::: Records supplied
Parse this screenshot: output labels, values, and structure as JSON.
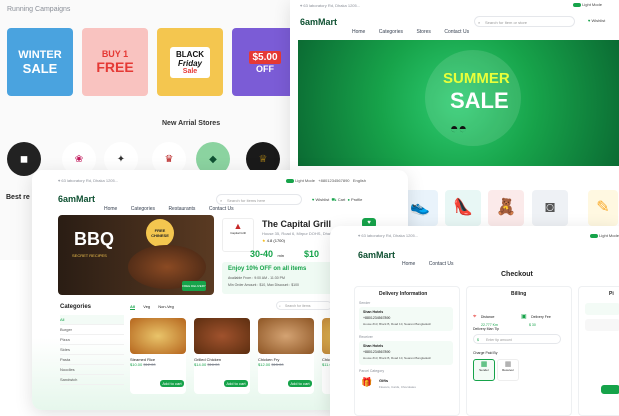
{
  "back_left": {
    "section_title": "Running Campaigns",
    "campaigns": [
      {
        "line1": "WINTER",
        "line2": "SALE",
        "bg": "#4aa3df",
        "fg": "#ffffff"
      },
      {
        "line1": "BUY 1",
        "line2": "FREE",
        "bg": "#f9c3c0",
        "fg": "#e53935"
      },
      {
        "line1": "BLACK",
        "line2": "Friday",
        "line3": "Sale",
        "bg": "#f4c64f",
        "fg": "#111111"
      },
      {
        "line1": "$5.00",
        "line2": "OFF",
        "bg": "#7b5cd6",
        "fg": "#ffffff"
      }
    ],
    "stores_title": "New Arrial Stores",
    "best_label": "Best re"
  },
  "back_right": {
    "address": "63 laboratory Rd, Dhaka 1205...",
    "light_mode": "Light Mode",
    "logo": "6amMart",
    "nav": [
      "Home",
      "Categories",
      "Stores",
      "Contact Us"
    ],
    "search_placeholder": "Search for Item or store",
    "wishlist_label": "Wishlist",
    "banner": {
      "line1": "SUMMER",
      "line2": "SALE"
    }
  },
  "middle": {
    "address": "63 laboratory Rd, Dhaka 1205...",
    "light_mode": "Light Mode",
    "phone": "+8801234567890",
    "language": "English",
    "logo": "6amMart",
    "nav": [
      "Home",
      "Categories",
      "Restaurants",
      "Contact Us"
    ],
    "search_placeholder": "Search for items here",
    "icons": [
      "Wishlist",
      "Cart",
      "Profile"
    ],
    "promo": {
      "title": "BBQ",
      "subtitle": "SECRET RECIPES",
      "badge": "FREE CHINESE",
      "free_delivery": "FREE DELIVERY"
    },
    "restaurant": {
      "name": "The Capital Grill",
      "address": "House 35, Road 6, Mirpur DOHS, Dhaka",
      "rating": "4.8 (1700)",
      "logo_text": "Capital Grill",
      "delivery_time": "30-40",
      "delivery_unit": "min",
      "delivery_label": "Delivery Time",
      "min_order": "$10",
      "min_order_label": "Minimum Order Amount"
    },
    "offer": {
      "title": "Enjoy 10% OFF on all items",
      "line1": "Available From : 9:00 AM - 11:30 PM",
      "line2": "Min Order Amount : $10, Max Discount : $100"
    },
    "categories_title": "Categories",
    "categories": [
      "All",
      "Burger",
      "Pizza",
      "Sides",
      "Pasta",
      "Noodles",
      "Sandwich"
    ],
    "tabs": [
      "All",
      "Veg",
      "Non-Veg"
    ],
    "search_items_placeholder": "Search for items",
    "food_items": [
      {
        "name": "Steamed Rice",
        "price": "$10.00",
        "old_price": "$12.00",
        "cart": "Add to cart"
      },
      {
        "name": "Grilled Chicken",
        "price": "$14.00",
        "old_price": "$16.00",
        "cart": "Add to cart"
      },
      {
        "name": "Chicken Fry",
        "price": "$12.00",
        "old_price": "$15.00",
        "cart": "Add to cart"
      },
      {
        "name": "Chicken Biryani",
        "price": "$11.00",
        "old_price": "$13.00",
        "cart": "Add to cart"
      }
    ]
  },
  "front": {
    "address": "63 laboratory Rd, Dhaka 1205...",
    "light_mode": "Light Mode",
    "logo": "6amMart",
    "nav": [
      "Home",
      "Contact Us"
    ],
    "title": "Checkout",
    "delivery_info": {
      "title": "Delivery Information",
      "sender_label": "Sender",
      "sender_name": "Shan Hotels",
      "sender_phone": "+8801234567890",
      "sender_address": "House #13, Block B, Road 10, Nearest Bangladesh",
      "receiver_label": "Receiver",
      "receiver_name": "Shan Hotels",
      "receiver_phone": "+8801234567890",
      "receiver_address": "House #13, Block B, Road 10, Nearest Bangladesh",
      "parcel_label": "Parcel Category",
      "parcel_name": "Gifts",
      "parcel_desc": "Flowers, Cards, Chocolates"
    },
    "billing": {
      "title": "Billing",
      "distance_label": "Distance",
      "distance_value": "22.777 Km",
      "delivery_fee_label": "Delivery Fee",
      "delivery_fee_value": "$ 30",
      "instruction_label": "Delivery Man Tip",
      "tip_placeholder": "Enter tip amount",
      "charge_label": "Charge Paid By",
      "payer_sender": "Sender",
      "payer_receiver": "Receiver"
    },
    "third_col_label": "Pi"
  }
}
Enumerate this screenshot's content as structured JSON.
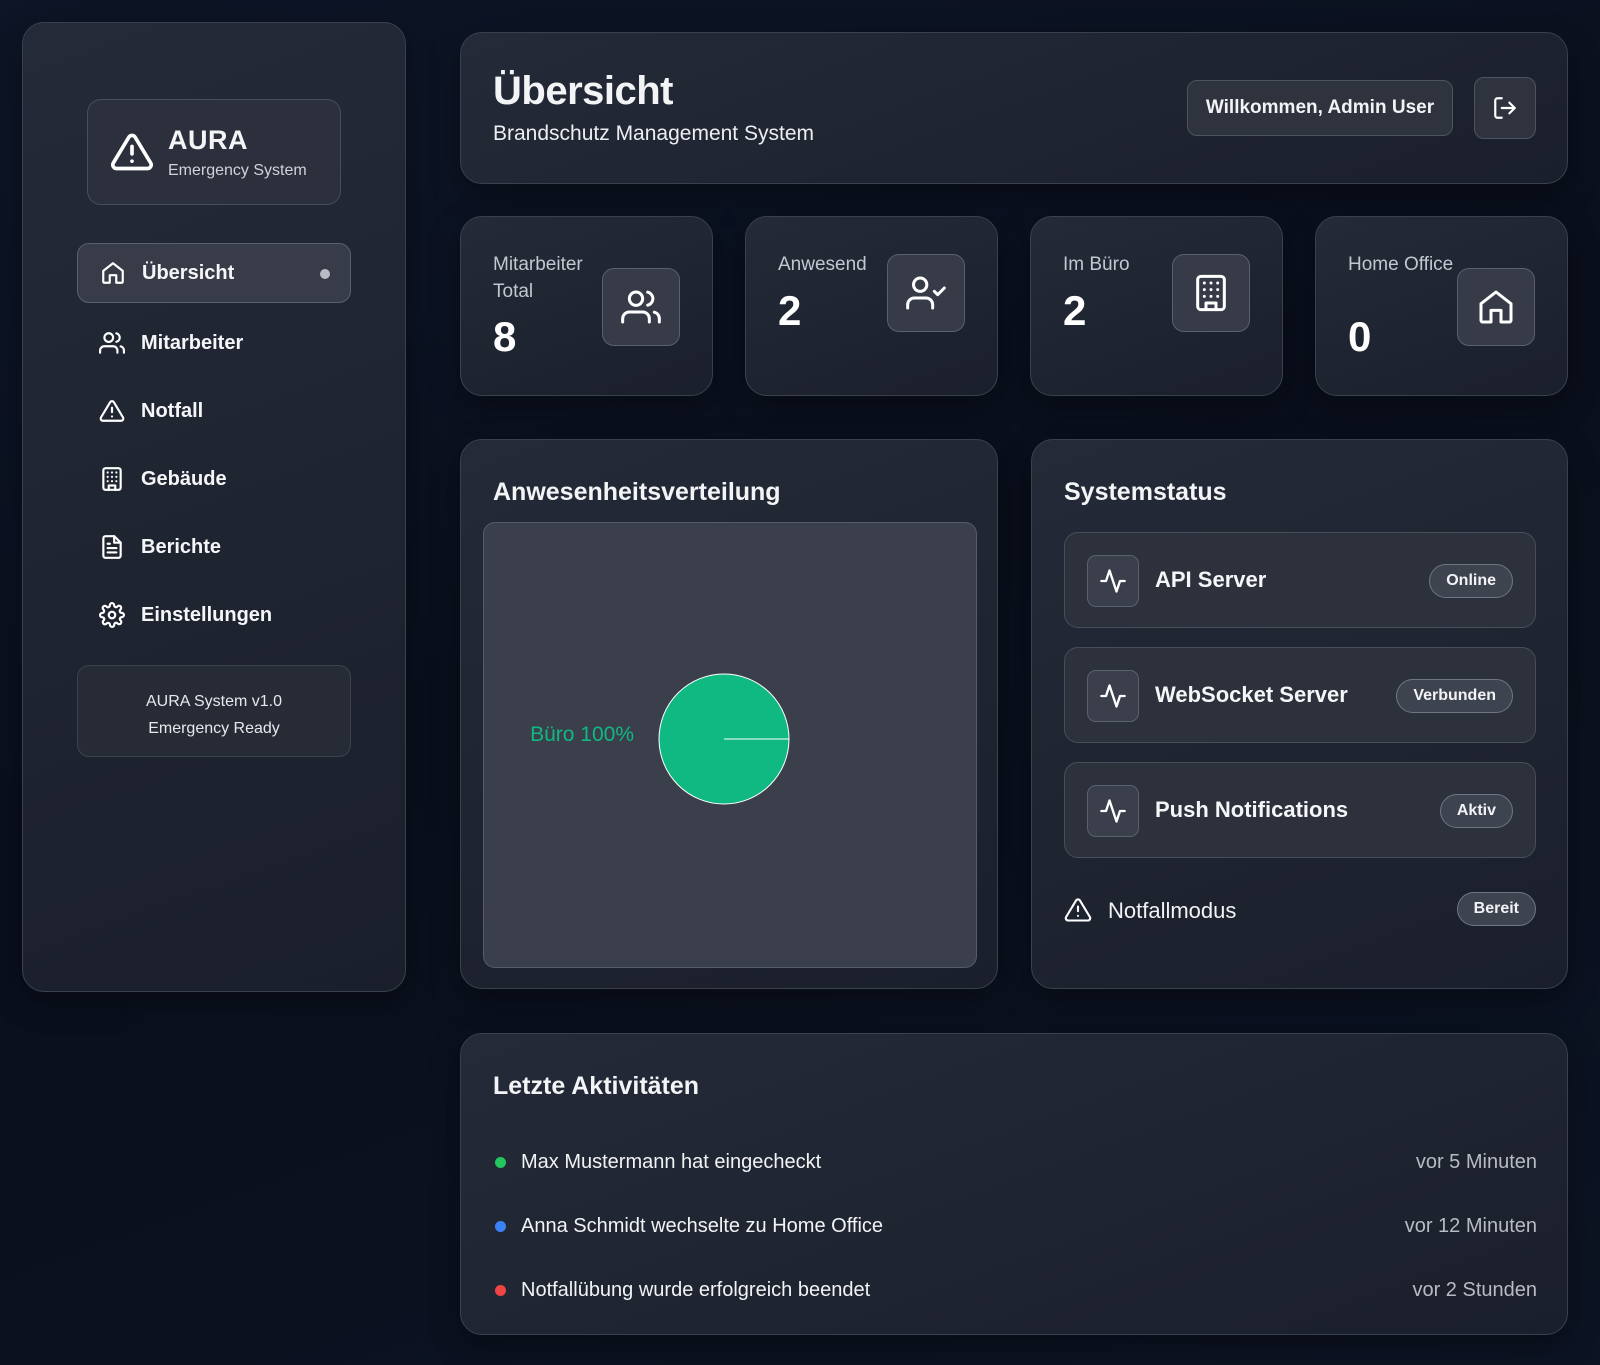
{
  "sidebar": {
    "brand_title": "AURA",
    "brand_subtitle": "Emergency System",
    "brand_icon": "alert-triangle-icon",
    "items": [
      {
        "label": "Übersicht",
        "icon": "home-icon",
        "active": true
      },
      {
        "label": "Mitarbeiter",
        "icon": "users-icon",
        "active": false
      },
      {
        "label": "Notfall",
        "icon": "alert-triangle-icon",
        "active": false
      },
      {
        "label": "Gebäude",
        "icon": "building-icon",
        "active": false
      },
      {
        "label": "Berichte",
        "icon": "file-text-icon",
        "active": false
      },
      {
        "label": "Einstellungen",
        "icon": "gear-icon",
        "active": false
      }
    ],
    "version_line1": "AURA System v1.0",
    "version_line2": "Emergency Ready"
  },
  "header": {
    "title": "Übersicht",
    "subtitle": "Brandschutz Management System",
    "welcome": "Willkommen, Admin User",
    "logout_icon": "log-out-icon"
  },
  "stats": [
    {
      "label": "Mitarbeiter Total",
      "value": "8",
      "icon": "users-icon"
    },
    {
      "label": "Anwesend",
      "value": "2",
      "icon": "user-check-icon"
    },
    {
      "label": "Im Büro",
      "value": "2",
      "icon": "building-icon"
    },
    {
      "label": "Home Office",
      "value": "0",
      "icon": "home-icon"
    }
  ],
  "chart": {
    "title": "Anwesenheitsverteilung",
    "slice_label": "Büro 100%"
  },
  "chart_data": {
    "type": "pie",
    "title": "Anwesenheitsverteilung",
    "slices": [
      {
        "label": "Büro",
        "value": 100,
        "color": "#10b981"
      }
    ]
  },
  "status": {
    "title": "Systemstatus",
    "services": [
      {
        "name": "API Server",
        "badge": "Online",
        "icon": "activity-icon"
      },
      {
        "name": "WebSocket Server",
        "badge": "Verbunden",
        "icon": "activity-icon"
      },
      {
        "name": "Push Notifications",
        "badge": "Aktiv",
        "icon": "activity-icon"
      }
    ],
    "emergency_label": "Notfallmodus",
    "emergency_badge": "Bereit"
  },
  "activities": {
    "title": "Letzte Aktivitäten",
    "items": [
      {
        "text": "Max Mustermann hat eingecheckt",
        "time": "vor 5 Minuten",
        "color": "#22c55e"
      },
      {
        "text": "Anna Schmidt wechselte zu Home Office",
        "time": "vor 12 Minuten",
        "color": "#3b82f6"
      },
      {
        "text": "Notfallübung wurde erfolgreich beendet",
        "time": "vor 2 Stunden",
        "color": "#ef4444"
      }
    ]
  }
}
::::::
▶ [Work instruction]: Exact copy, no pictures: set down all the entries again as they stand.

▶ [Result of the task]:
Parse this screenshot: output labels, values, and structure as JSON.
{
  "back_left": {
    "section_title": "Running Campaigns",
    "campaigns": [
      {
        "line1": "WINTER",
        "line2": "SALE",
        "bg": "#4aa3df",
        "fg": "#ffffff"
      },
      {
        "line1": "BUY 1",
        "line2": "FREE",
        "bg": "#f9c3c0",
        "fg": "#e53935"
      },
      {
        "line1": "BLACK",
        "line2": "Friday",
        "line3": "Sale",
        "bg": "#f4c64f",
        "fg": "#111111"
      },
      {
        "line1": "$5.00",
        "line2": "OFF",
        "bg": "#7b5cd6",
        "fg": "#ffffff"
      }
    ],
    "stores_title": "New Arrial Stores",
    "best_label": "Best re"
  },
  "back_right": {
    "address": "63 laboratory Rd, Dhaka 1205...",
    "light_mode": "Light Mode",
    "logo": "6amMart",
    "nav": [
      "Home",
      "Categories",
      "Stores",
      "Contact Us"
    ],
    "search_placeholder": "Search for Item or store",
    "wishlist_label": "Wishlist",
    "banner": {
      "line1": "SUMMER",
      "line2": "SALE"
    }
  },
  "middle": {
    "address": "63 laboratory Rd, Dhaka 1205...",
    "light_mode": "Light Mode",
    "phone": "+8801234567890",
    "language": "English",
    "logo": "6amMart",
    "nav": [
      "Home",
      "Categories",
      "Restaurants",
      "Contact Us"
    ],
    "search_placeholder": "Search for items here",
    "icons": [
      "Wishlist",
      "Cart",
      "Profile"
    ],
    "promo": {
      "title": "BBQ",
      "subtitle": "SECRET RECIPES",
      "badge": "FREE CHINESE",
      "free_delivery": "FREE DELIVERY"
    },
    "restaurant": {
      "name": "The Capital Grill",
      "address": "House 35, Road 6, Mirpur DOHS, Dhaka",
      "rating": "4.8 (1700)",
      "logo_text": "Capital Grill",
      "delivery_time": "30-40",
      "delivery_unit": "min",
      "delivery_label": "Delivery Time",
      "min_order": "$10",
      "min_order_label": "Minimum Order Amount"
    },
    "offer": {
      "title": "Enjoy 10% OFF on all items",
      "line1": "Available From : 9:00 AM - 11:30 PM",
      "line2": "Min Order Amount : $10, Max Discount : $100"
    },
    "categories_title": "Categories",
    "categories": [
      "All",
      "Burger",
      "Pizza",
      "Sides",
      "Pasta",
      "Noodles",
      "Sandwich"
    ],
    "tabs": [
      "All",
      "Veg",
      "Non-Veg"
    ],
    "search_items_placeholder": "Search for items",
    "food_items": [
      {
        "name": "Steamed Rice",
        "price": "$10.00",
        "old_price": "$12.00",
        "cart": "Add to cart"
      },
      {
        "name": "Grilled Chicken",
        "price": "$14.00",
        "old_price": "$16.00",
        "cart": "Add to cart"
      },
      {
        "name": "Chicken Fry",
        "price": "$12.00",
        "old_price": "$15.00",
        "cart": "Add to cart"
      },
      {
        "name": "Chicken Biryani",
        "price": "$11.00",
        "old_price": "$13.00",
        "cart": "Add to cart"
      }
    ]
  },
  "front": {
    "address": "63 laboratory Rd, Dhaka 1205...",
    "light_mode": "Light Mode",
    "logo": "6amMart",
    "nav": [
      "Home",
      "Contact Us"
    ],
    "title": "Checkout",
    "delivery_info": {
      "title": "Delivery Information",
      "sender_label": "Sender",
      "sender_name": "Shan Hotels",
      "sender_phone": "+8801234567890",
      "sender_address": "House #13, Block B, Road 10, Nearest Bangladesh",
      "receiver_label": "Receiver",
      "receiver_name": "Shan Hotels",
      "receiver_phone": "+8801234567890",
      "receiver_address": "House #13, Block B, Road 10, Nearest Bangladesh",
      "parcel_label": "Parcel Category",
      "parcel_name": "Gifts",
      "parcel_desc": "Flowers, Cards, Chocolates"
    },
    "billing": {
      "title": "Billing",
      "distance_label": "Distance",
      "distance_value": "22.777 Km",
      "delivery_fee_label": "Delivery Fee",
      "delivery_fee_value": "$ 30",
      "instruction_label": "Delivery Man Tip",
      "tip_placeholder": "Enter tip amount",
      "charge_label": "Charge Paid By",
      "payer_sender": "Sender",
      "payer_receiver": "Receiver"
    },
    "third_col_label": "Pi"
  }
}
Enumerate this screenshot's content as structured JSON.
{
  "sidebar": {
    "brand_title": "AURA",
    "brand_subtitle": "Emergency System",
    "brand_icon": "alert-triangle-icon",
    "items": [
      {
        "label": "Übersicht",
        "icon": "home-icon",
        "active": true
      },
      {
        "label": "Mitarbeiter",
        "icon": "users-icon",
        "active": false
      },
      {
        "label": "Notfall",
        "icon": "alert-triangle-icon",
        "active": false
      },
      {
        "label": "Gebäude",
        "icon": "building-icon",
        "active": false
      },
      {
        "label": "Berichte",
        "icon": "file-text-icon",
        "active": false
      },
      {
        "label": "Einstellungen",
        "icon": "gear-icon",
        "active": false
      }
    ],
    "version_line1": "AURA System v1.0",
    "version_line2": "Emergency Ready"
  },
  "header": {
    "title": "Übersicht",
    "subtitle": "Brandschutz Management System",
    "welcome": "Willkommen, Admin User",
    "logout_icon": "log-out-icon"
  },
  "stats": [
    {
      "label": "Mitarbeiter Total",
      "value": "8",
      "icon": "users-icon"
    },
    {
      "label": "Anwesend",
      "value": "2",
      "icon": "user-check-icon"
    },
    {
      "label": "Im Büro",
      "value": "2",
      "icon": "building-icon"
    },
    {
      "label": "Home Office",
      "value": "0",
      "icon": "home-icon"
    }
  ],
  "chart": {
    "title": "Anwesenheitsverteilung",
    "slice_label": "Büro 100%"
  },
  "chart_data": {
    "type": "pie",
    "title": "Anwesenheitsverteilung",
    "slices": [
      {
        "label": "Büro",
        "value": 100,
        "color": "#10b981"
      }
    ]
  },
  "status": {
    "title": "Systemstatus",
    "services": [
      {
        "name": "API Server",
        "badge": "Online",
        "icon": "activity-icon"
      },
      {
        "name": "WebSocket Server",
        "badge": "Verbunden",
        "icon": "activity-icon"
      },
      {
        "name": "Push Notifications",
        "badge": "Aktiv",
        "icon": "activity-icon"
      }
    ],
    "emergency_label": "Notfallmodus",
    "emergency_badge": "Bereit"
  },
  "activities": {
    "title": "Letzte Aktivitäten",
    "items": [
      {
        "text": "Max Mustermann hat eingecheckt",
        "time": "vor 5 Minuten",
        "color": "#22c55e"
      },
      {
        "text": "Anna Schmidt wechselte zu Home Office",
        "time": "vor 12 Minuten",
        "color": "#3b82f6"
      },
      {
        "text": "Notfallübung wurde erfolgreich beendet",
        "time": "vor 2 Stunden",
        "color": "#ef4444"
      }
    ]
  }
}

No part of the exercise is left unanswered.